The Japanese fashion retail phenomenon Uniqlo opened its first store in India, in Delhi, last weekend. In keeping with its global model, the store is a humongous space at 35,000 sq ft, spread over three levels. According to reports published in various newspapers, Uniqlo did sales of Rs 1.2 cr on day one, excellent, considering we’re (allegedly) in the midst of an economic slowdown. So many industries are seeing a massive dip in spending. However, it is worth noting that Uniqlo billed much less than its competitor H&M did on their first day of operation back in 2015, which stands at a record Rs 1.75 crore.
Fashion is heavily influenced by value systems and perspectives and Uniqlo is a beneficiary of our current moment. When humanity is forced to think about mass extinction, there is a subtle pressure to take our own shopping choices seriously as well. It is, perhaps, too much to expect people to entirely resist the convenience pret-a-porter or ready-to-wear offers. However, that time is gone when it was totally cool to buy something, wear it once and chuck it, an accepted practice heavily propagated by the likes of Zara and H&M. While there will always be people who value cheap, disposable style over everything else, there is also a growing number of impatient shoppers who are concerned about landfills and irritated by poor quality. Contrary to popular perception that fashion is a medium to stand out, Uniqlo’s designs hint at a contempt for edginess. Despite its name, the merging of the words unique and clothing, Uniqlo is much more about quiet minimalism, than what’s in. And it turns out, there are plenty of people who don’t mind if they’re dressed like everyone else.
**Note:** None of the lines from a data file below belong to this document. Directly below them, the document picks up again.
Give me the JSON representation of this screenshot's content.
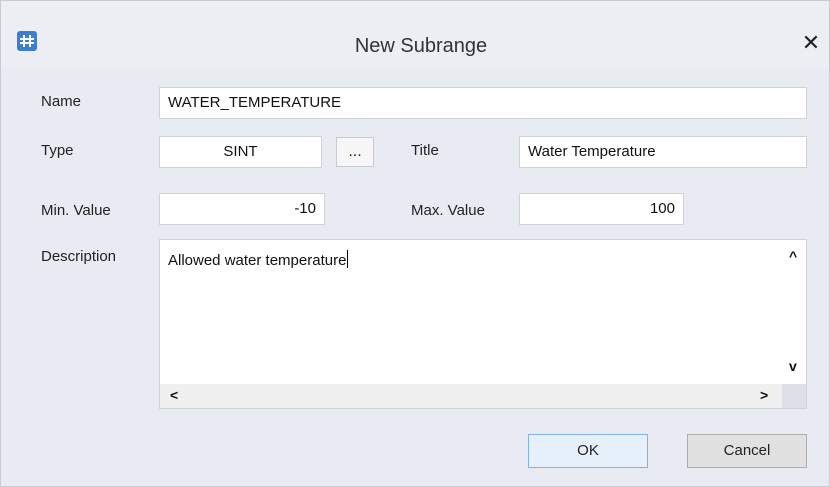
{
  "dialog": {
    "title": "New Subrange",
    "close_glyph": "✕",
    "icon": "app-grid-icon"
  },
  "form": {
    "name_label": "Name",
    "name_value": "WATER_TEMPERATURE",
    "type_label": "Type",
    "type_value": "SINT",
    "browse_label": "...",
    "title_label": "Title",
    "title_value": "Water Temperature",
    "min_label": "Min. Value",
    "min_value": "-10",
    "max_label": "Max. Value",
    "max_value": "100",
    "description_label": "Description",
    "description_value": "Allowed water temperature"
  },
  "scroll": {
    "up": "^",
    "down": "v",
    "left": "<",
    "right": ">"
  },
  "buttons": {
    "ok": "OK",
    "cancel": "Cancel"
  }
}
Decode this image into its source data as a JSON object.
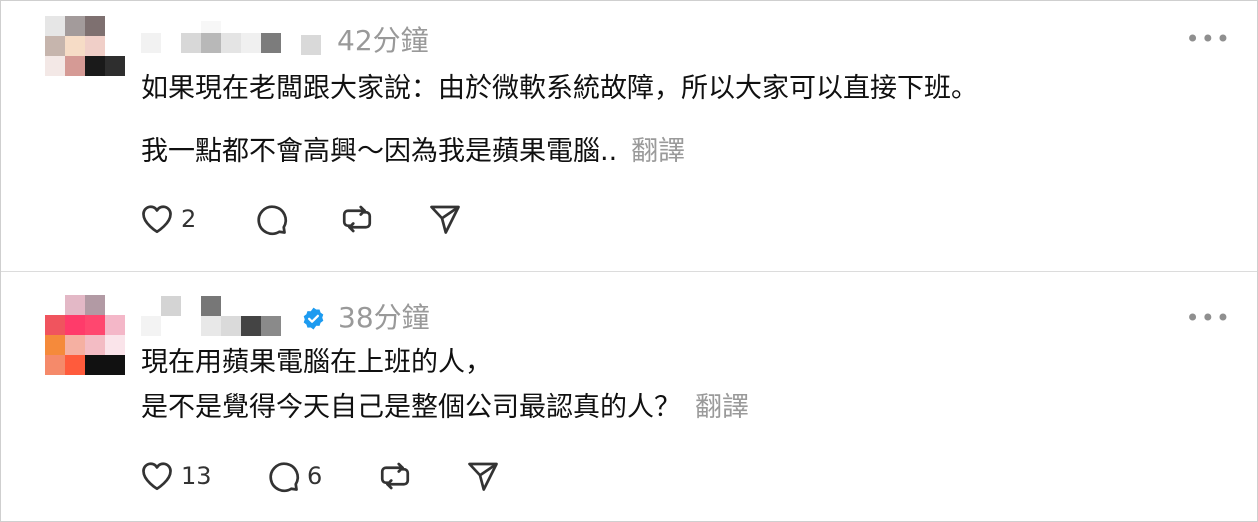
{
  "posts": [
    {
      "time": "42分鐘",
      "verified": false,
      "line1": "如果現在老闆跟大家說：由於微軟系統故障，所以大家可以直接下班。",
      "line2": "我一點都不會高興～因為我是蘋果電腦..",
      "translate_label": "翻譯",
      "likes": "2",
      "replies": ""
    },
    {
      "time": "38分鐘",
      "verified": true,
      "line1": "現在用蘋果電腦在上班的人，",
      "line2": "是不是覺得今天自己是整個公司最認真的人？",
      "translate_label": "翻譯",
      "likes": "13",
      "replies": "6"
    }
  ],
  "icons": {
    "like": "heart-icon",
    "reply": "comment-icon",
    "repost": "repost-icon",
    "share": "send-icon",
    "more": "more-icon",
    "verified": "verified-badge-icon"
  },
  "colors": {
    "verified": "#1d9bf0",
    "muted": "#999999",
    "text": "#101010"
  }
}
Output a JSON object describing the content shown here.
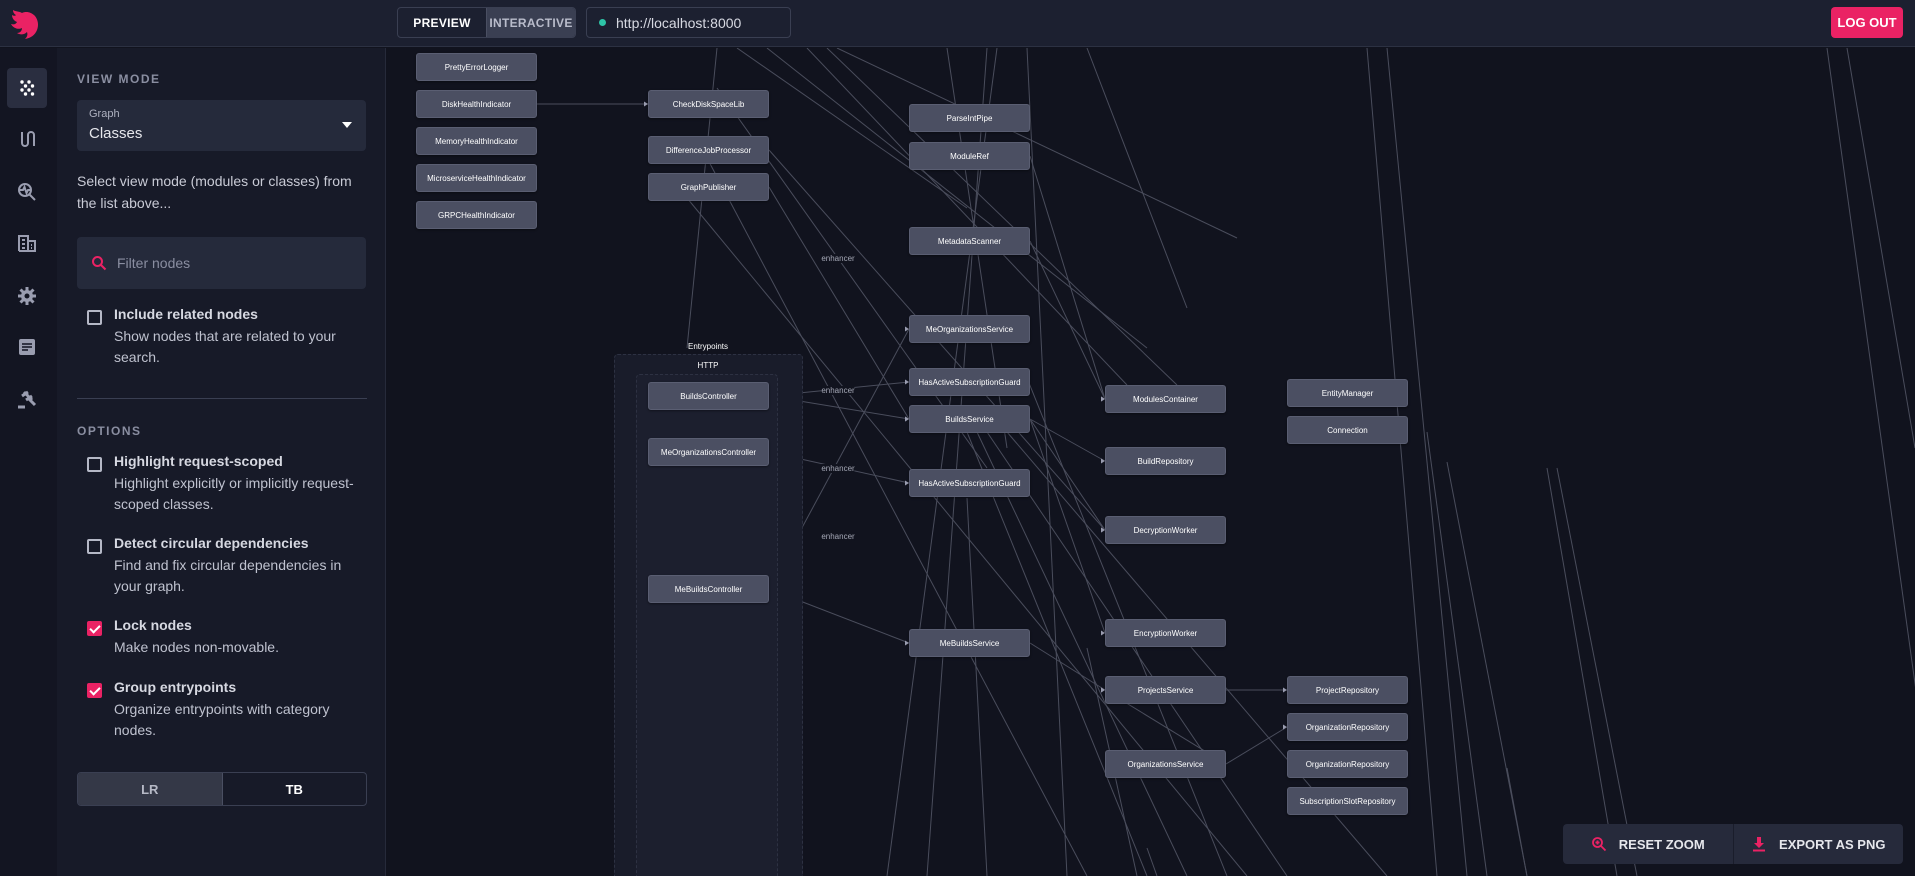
{
  "colors": {
    "accent": "#ea2264",
    "node": "#4b4f62",
    "canvas": "#11131e",
    "status": "#2ec4a7"
  },
  "header": {
    "preview_label": "PREVIEW",
    "interactive_label": "INTERACTIVE",
    "url": "http://localhost:8000",
    "logout_label": "LOG OUT"
  },
  "rail": {
    "icons": [
      "graph-icon",
      "routes-icon",
      "inspect-icon",
      "modules-icon",
      "settings-icon",
      "docs-icon",
      "hammer-icon"
    ]
  },
  "sidebar": {
    "view_mode_title": "VIEW MODE",
    "select_label": "Graph",
    "select_value": "Classes",
    "description": "Select view mode (modules or classes) from the list above...",
    "filter_placeholder": "Filter nodes",
    "include_related": {
      "title": "Include related nodes",
      "desc": "Show nodes that are related to your search.",
      "checked": false
    },
    "options_title": "OPTIONS",
    "options": [
      {
        "title": "Highlight request-scoped",
        "desc": "Highlight explicitly or implicitly request-scoped classes.",
        "checked": false
      },
      {
        "title": "Detect circular dependencies",
        "desc": "Find and fix circular dependencies in your graph.",
        "checked": false
      },
      {
        "title": "Lock nodes",
        "desc": "Make nodes non-movable.",
        "checked": true
      },
      {
        "title": "Group entrypoints",
        "desc": "Organize entrypoints with category nodes.",
        "checked": true
      }
    ],
    "direction": {
      "lr": "LR",
      "tb": "TB",
      "selected": "LR"
    }
  },
  "graph": {
    "group_label": "Entrypoints",
    "subgroup_label": "HTTP",
    "edge_label": "enhancer",
    "nodes": [
      "PrettyErrorLogger",
      "DiskHealthIndicator",
      "MemoryHealthIndicator",
      "MicroserviceHealthIndicator",
      "GRPCHealthIndicator",
      "CheckDiskSpaceLib",
      "DifferenceJobProcessor",
      "GraphPublisher",
      "ParseIntPipe",
      "ModuleRef",
      "MetadataScanner",
      "MeOrganizationsService",
      "HasActiveSubscriptionGuard",
      "BuildsService",
      "HasActiveSubscriptionGuard",
      "MeBuildsService",
      "BuildsController",
      "MeOrganizationsController",
      "MeBuildsController",
      "ModulesContainer",
      "BuildRepository",
      "DecryptionWorker",
      "EncryptionWorker",
      "ProjectsService",
      "OrganizationsService",
      "EntityManager",
      "Connection",
      "ProjectRepository",
      "OrganizationRepository",
      "OrganizationRepository",
      "SubscriptionSlotRepository"
    ],
    "edges": [
      [
        1,
        5
      ],
      [
        16,
        12
      ],
      [
        16,
        13
      ],
      [
        17,
        14
      ],
      [
        18,
        11
      ],
      [
        18,
        15
      ],
      [
        7,
        13
      ],
      [
        13,
        20
      ],
      [
        13,
        21
      ],
      [
        13,
        22
      ],
      [
        15,
        23
      ],
      [
        23,
        27
      ],
      [
        24,
        28
      ],
      [
        24,
        23
      ],
      [
        6,
        21
      ],
      [
        9,
        19
      ],
      [
        10,
        19
      ]
    ]
  },
  "actions": {
    "reset_zoom": "RESET ZOOM",
    "export_png": "EXPORT AS PNG"
  }
}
For shoppers offended by bling or the overwhelming variety of shiny animal prints perpetually on offer at all the high fashion brands, Uniqlo is like a soothing balm in comparison — all soft fleeces and shirts in monochromatic colours. The styling is a defiant rejection of extravagance, and also a rejection of trends. Sure, you’ll find something better fitted and more fashionable at Zara, since they have perfected the art of copying stuff off the latest catwalks at a dizzying pace, but our world has changed. Flashback to the hit film Confessions of a Shopaholic released in the early 2000’s, where the red-headed protagonist was filmed sitting among a heap of dresses from her overflowing wardrobe, ruing that she had nothing to wear. The great seismic shift in 2019 is, it’s no longer a fashion faux pas to repeat an outfit. Overconsumption is a symbol of vulgar avarice; we are fast reaching the point where fashion features of Mariah Carey or Elton John’s extensive shoe collection is viewed with sneering derision.
The most brilliant scam wrought by the fashion industry is something so many women continue to buy into: that clothes, especially expensive clothes, must not be repeated and if they must, only, very judiciously so. The men have been liberated by this ridiculous and all pervasive fashion rule because of icons like Steve Jobs and Jerry Seinfeld, who stubbornly wore the same clothes every day — an endless rotation of blue jeans and sneakers. Societal norms hold women to a higher sartorial standard and because of our conditioning, we imagine everyone looking at our clothes and judging us for wearing the same old thing. This drastic overestimation of other people’s attention spans is widely common. In reality, people are too caught up with their own lives to, A:notice, B:care. Along comes a brand that opts into a determined kind of sameness, that is slowly taking away this aversion to repetition. Uniqlo’s highest selling, most famous product, the ultra thin thermal Heattech, is 15 years old, perfect for those few horrendous January days in Delhi. The cleanly designed inner reflects the new fashion ethos, that conspicuousness isn’t all its cut out to be.